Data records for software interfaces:
>>>>>

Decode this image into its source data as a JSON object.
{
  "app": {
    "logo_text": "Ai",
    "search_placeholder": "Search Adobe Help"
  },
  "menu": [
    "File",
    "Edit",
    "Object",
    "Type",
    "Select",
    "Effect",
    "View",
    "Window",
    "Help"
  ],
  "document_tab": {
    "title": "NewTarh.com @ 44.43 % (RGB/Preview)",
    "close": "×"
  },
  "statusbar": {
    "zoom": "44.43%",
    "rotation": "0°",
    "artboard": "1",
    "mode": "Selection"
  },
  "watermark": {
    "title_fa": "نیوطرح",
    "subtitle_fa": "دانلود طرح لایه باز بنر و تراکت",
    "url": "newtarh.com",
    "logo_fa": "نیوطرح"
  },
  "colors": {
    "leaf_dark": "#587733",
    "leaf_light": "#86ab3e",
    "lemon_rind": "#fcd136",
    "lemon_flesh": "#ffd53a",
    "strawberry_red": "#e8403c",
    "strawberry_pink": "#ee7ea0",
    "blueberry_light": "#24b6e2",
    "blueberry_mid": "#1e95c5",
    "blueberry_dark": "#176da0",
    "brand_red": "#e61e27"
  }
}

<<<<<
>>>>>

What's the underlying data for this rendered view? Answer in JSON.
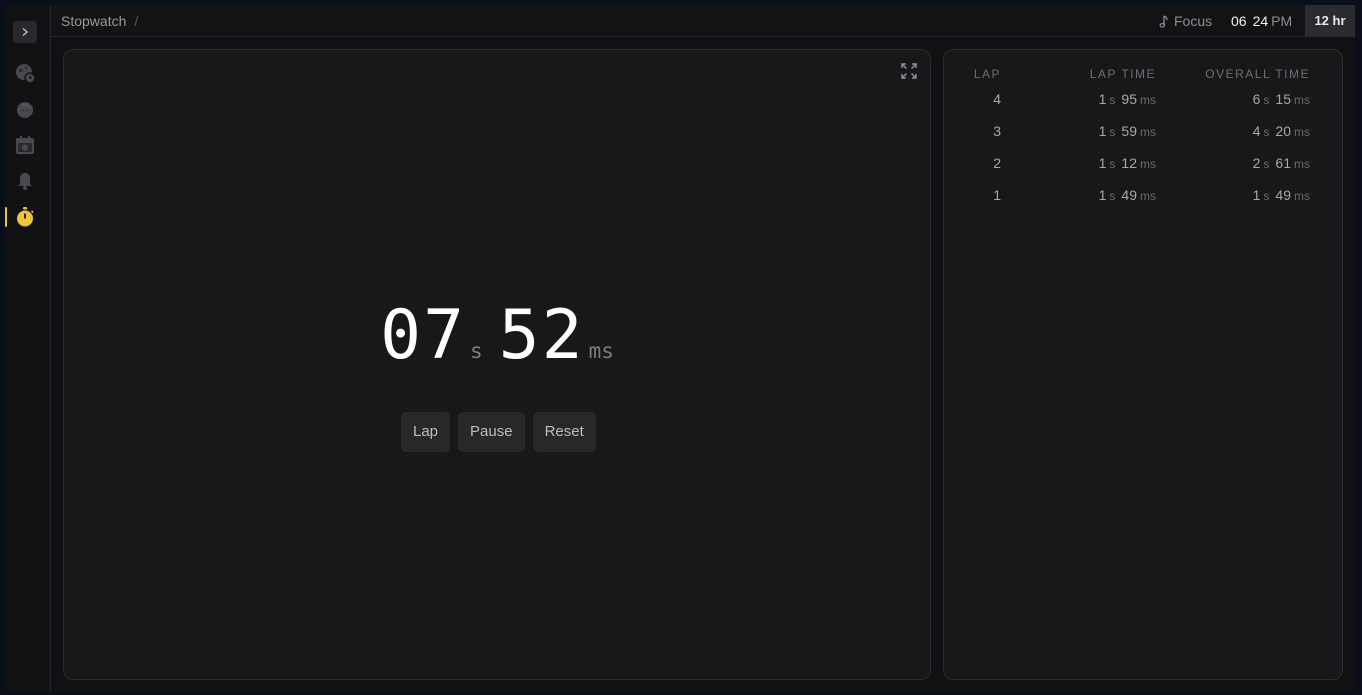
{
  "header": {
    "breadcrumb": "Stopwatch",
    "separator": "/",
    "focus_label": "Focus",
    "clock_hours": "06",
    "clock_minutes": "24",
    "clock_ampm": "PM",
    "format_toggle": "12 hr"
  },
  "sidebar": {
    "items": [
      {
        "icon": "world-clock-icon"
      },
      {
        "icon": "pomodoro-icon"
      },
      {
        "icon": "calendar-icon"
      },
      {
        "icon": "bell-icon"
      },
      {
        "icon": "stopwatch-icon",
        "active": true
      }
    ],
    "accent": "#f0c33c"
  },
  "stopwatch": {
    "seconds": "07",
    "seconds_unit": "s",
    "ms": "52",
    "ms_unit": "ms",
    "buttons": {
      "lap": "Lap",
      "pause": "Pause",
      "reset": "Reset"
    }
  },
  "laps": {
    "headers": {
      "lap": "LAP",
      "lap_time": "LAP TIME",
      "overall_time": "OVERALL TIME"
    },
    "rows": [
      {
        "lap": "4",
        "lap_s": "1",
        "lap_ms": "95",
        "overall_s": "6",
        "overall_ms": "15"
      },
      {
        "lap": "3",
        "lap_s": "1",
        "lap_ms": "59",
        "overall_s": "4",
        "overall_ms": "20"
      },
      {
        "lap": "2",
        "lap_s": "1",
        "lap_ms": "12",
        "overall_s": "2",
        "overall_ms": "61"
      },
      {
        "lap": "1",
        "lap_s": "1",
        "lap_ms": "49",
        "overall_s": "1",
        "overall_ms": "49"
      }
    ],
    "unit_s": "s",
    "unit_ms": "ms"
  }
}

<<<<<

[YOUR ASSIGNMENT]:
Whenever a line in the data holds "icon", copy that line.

[TASK ANSWER]:
        "icon": "world-clock-icon"
        "icon": "pomodoro-icon"
        "icon": "calendar-icon"
        "icon": "bell-icon"
        "icon": "stopwatch-icon",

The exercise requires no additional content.